HOW TO COMPLETE THIS TASK:
Copy out every line of the data that has the word "Editing" somewhere in it.

WORKING DATA:
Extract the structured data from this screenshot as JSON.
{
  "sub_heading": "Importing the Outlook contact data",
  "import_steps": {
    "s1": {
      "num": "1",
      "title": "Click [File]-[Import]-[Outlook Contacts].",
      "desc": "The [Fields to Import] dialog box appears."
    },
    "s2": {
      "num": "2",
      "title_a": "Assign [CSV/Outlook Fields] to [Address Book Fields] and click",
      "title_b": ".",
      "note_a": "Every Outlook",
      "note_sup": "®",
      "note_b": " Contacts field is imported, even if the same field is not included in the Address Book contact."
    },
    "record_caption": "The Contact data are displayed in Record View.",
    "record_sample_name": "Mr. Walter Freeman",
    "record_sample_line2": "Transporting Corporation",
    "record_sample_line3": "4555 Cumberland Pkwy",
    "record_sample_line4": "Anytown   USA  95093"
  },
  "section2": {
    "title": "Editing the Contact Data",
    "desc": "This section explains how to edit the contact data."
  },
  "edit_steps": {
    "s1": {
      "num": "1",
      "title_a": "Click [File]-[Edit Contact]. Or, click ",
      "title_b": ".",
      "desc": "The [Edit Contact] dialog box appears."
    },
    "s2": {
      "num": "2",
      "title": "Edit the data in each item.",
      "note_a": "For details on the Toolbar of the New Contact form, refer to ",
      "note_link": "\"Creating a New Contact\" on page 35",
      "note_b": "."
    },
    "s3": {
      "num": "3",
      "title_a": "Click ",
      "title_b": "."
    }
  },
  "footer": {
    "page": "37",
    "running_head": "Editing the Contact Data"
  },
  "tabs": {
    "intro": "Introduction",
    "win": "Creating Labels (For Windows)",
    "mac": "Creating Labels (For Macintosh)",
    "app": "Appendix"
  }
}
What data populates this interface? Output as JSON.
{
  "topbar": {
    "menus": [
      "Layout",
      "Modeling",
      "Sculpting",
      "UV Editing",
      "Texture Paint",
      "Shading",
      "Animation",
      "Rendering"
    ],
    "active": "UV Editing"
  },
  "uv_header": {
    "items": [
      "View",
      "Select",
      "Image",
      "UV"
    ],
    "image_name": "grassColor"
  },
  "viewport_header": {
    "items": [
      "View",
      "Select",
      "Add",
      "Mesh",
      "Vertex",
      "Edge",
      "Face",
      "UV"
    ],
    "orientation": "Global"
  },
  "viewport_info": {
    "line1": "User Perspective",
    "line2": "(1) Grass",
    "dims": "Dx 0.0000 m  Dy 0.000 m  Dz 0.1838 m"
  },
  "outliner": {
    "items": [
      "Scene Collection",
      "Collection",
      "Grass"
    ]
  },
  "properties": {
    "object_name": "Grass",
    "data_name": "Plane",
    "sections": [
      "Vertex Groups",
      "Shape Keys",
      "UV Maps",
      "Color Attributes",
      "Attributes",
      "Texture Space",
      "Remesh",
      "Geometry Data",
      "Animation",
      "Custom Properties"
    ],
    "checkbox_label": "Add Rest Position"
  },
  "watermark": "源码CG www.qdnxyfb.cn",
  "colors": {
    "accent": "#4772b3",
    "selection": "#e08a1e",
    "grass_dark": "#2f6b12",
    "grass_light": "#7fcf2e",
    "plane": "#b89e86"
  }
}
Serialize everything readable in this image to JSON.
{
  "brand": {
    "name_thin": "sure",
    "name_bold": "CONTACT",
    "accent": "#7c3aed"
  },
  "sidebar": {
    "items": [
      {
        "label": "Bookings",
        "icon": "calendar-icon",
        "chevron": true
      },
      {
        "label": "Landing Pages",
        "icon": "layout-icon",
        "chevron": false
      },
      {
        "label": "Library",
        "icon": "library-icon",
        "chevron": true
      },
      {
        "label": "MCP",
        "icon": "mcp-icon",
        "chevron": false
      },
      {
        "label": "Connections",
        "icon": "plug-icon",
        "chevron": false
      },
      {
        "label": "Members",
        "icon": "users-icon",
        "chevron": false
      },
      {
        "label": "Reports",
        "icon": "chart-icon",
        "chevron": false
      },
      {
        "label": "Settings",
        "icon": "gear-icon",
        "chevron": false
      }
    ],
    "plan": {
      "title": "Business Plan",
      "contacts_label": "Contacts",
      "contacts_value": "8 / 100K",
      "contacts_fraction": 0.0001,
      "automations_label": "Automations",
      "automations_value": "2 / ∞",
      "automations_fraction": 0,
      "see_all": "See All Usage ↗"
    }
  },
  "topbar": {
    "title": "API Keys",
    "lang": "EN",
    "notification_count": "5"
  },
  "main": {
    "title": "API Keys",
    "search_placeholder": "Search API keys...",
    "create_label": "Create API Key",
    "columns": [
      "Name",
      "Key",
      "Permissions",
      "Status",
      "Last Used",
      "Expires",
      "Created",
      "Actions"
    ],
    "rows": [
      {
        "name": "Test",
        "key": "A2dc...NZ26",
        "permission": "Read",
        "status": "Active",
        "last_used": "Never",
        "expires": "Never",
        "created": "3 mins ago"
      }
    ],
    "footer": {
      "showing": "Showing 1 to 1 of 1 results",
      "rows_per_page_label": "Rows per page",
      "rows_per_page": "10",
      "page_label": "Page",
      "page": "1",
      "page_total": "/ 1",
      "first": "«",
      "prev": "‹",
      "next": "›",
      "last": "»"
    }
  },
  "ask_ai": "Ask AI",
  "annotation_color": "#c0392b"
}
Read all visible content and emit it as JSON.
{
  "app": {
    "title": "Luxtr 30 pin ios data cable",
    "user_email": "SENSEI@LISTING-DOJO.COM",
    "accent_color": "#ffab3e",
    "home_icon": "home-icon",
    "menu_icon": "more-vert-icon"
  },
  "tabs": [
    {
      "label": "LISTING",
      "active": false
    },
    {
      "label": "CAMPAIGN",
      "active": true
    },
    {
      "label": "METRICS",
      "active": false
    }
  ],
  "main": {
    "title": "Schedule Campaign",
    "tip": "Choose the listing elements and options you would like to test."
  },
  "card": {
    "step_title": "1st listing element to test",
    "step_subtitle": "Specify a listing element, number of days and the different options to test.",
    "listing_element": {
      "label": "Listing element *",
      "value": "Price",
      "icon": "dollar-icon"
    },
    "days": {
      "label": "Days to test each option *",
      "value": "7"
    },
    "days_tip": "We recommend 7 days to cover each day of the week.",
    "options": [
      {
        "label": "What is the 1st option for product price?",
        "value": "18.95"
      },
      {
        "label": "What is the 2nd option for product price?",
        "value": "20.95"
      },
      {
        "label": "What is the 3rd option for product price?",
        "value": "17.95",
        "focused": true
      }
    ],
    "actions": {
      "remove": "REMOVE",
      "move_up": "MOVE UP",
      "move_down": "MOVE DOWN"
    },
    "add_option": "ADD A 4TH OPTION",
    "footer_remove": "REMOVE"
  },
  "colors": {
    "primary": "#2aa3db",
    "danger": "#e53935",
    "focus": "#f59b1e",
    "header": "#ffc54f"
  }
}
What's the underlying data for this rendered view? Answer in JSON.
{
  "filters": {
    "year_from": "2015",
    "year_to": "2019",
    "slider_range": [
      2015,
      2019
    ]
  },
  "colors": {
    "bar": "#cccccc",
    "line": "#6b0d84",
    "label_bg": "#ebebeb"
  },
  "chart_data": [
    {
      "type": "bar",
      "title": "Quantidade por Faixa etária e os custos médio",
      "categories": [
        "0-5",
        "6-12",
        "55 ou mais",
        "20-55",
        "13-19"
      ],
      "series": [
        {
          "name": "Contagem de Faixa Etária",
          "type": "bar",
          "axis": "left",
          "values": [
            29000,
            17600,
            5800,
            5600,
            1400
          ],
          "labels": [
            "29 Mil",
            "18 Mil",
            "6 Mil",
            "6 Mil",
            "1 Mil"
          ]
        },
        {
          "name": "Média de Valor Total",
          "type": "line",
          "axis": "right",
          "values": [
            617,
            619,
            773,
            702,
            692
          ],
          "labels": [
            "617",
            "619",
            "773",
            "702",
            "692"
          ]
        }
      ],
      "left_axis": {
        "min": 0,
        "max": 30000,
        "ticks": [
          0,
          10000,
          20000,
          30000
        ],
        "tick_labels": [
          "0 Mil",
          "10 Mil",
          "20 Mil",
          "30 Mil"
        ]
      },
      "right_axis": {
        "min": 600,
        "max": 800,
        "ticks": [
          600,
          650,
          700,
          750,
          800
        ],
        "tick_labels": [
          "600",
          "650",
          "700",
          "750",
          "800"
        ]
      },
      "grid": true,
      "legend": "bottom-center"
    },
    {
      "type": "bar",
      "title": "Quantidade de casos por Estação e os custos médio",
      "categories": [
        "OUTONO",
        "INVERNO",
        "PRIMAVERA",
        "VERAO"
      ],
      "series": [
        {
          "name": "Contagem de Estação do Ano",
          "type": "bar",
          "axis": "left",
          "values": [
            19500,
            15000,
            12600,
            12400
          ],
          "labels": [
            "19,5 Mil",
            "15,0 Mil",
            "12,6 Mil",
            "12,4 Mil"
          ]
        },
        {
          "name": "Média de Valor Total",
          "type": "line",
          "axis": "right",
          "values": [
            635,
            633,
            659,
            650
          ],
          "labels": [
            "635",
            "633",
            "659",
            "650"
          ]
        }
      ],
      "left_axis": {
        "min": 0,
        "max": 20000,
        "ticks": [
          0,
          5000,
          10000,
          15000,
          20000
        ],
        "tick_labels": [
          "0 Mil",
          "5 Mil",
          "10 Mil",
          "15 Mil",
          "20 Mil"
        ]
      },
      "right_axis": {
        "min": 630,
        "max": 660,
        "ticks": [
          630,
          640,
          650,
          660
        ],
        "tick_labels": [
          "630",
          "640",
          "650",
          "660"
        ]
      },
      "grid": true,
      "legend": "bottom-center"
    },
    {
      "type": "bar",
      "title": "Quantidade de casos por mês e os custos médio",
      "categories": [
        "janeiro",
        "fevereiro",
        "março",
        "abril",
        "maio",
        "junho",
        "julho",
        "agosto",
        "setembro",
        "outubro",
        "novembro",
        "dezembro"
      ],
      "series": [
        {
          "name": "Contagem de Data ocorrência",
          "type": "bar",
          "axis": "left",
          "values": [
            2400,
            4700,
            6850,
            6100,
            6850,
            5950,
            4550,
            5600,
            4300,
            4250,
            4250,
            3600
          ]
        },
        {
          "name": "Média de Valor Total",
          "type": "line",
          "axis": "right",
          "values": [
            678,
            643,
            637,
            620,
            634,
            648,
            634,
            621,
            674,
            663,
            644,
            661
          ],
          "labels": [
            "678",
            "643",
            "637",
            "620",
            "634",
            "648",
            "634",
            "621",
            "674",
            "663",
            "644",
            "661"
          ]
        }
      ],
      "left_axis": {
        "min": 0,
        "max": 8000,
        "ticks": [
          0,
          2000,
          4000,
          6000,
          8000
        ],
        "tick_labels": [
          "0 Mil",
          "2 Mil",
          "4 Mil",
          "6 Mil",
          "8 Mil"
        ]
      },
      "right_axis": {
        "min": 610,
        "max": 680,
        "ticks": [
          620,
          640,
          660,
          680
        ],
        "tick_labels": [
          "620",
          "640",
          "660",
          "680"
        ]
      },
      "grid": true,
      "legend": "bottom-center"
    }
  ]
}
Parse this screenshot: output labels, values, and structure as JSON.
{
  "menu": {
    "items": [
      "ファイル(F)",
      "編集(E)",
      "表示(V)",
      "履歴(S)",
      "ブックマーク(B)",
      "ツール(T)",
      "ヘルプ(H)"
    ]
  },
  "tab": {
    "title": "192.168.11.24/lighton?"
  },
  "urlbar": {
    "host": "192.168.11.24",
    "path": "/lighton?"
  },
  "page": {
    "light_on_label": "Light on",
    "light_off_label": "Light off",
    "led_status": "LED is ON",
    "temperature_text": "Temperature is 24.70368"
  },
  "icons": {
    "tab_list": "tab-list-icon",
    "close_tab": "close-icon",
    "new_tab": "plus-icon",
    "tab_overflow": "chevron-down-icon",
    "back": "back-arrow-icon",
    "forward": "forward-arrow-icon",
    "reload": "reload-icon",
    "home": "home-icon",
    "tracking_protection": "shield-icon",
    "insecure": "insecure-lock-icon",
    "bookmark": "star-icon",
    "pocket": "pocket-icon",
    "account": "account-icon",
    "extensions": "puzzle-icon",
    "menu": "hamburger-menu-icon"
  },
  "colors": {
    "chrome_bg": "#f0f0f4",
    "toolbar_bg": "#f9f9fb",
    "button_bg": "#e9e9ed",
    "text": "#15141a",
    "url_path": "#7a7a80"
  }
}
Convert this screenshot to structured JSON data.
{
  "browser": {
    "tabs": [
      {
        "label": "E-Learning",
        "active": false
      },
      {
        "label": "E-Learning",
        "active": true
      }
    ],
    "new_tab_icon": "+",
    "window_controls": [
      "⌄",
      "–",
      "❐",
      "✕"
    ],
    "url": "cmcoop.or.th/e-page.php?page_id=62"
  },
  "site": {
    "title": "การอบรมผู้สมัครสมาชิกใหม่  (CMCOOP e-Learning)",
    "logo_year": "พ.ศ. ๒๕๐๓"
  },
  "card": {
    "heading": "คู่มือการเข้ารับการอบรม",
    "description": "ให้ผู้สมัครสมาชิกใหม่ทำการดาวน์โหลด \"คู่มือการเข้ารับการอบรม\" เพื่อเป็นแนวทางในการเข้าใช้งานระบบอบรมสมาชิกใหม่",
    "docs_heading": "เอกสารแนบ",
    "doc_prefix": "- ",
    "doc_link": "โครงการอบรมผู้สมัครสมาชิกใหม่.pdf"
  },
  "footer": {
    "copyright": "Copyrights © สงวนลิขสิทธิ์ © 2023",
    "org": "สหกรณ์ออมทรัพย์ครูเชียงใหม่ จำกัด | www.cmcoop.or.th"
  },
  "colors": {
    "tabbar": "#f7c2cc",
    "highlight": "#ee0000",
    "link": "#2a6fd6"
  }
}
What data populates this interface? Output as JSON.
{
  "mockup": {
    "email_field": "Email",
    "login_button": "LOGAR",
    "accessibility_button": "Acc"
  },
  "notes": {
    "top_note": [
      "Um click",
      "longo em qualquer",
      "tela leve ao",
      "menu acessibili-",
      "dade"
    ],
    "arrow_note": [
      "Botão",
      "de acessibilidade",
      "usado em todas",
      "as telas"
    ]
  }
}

TASK RESPONSE:
    "title": "Editing the Contact Data",
    "running_head": "Editing the Contact Data"
      "UV Editing",
    "active": "UV Editing"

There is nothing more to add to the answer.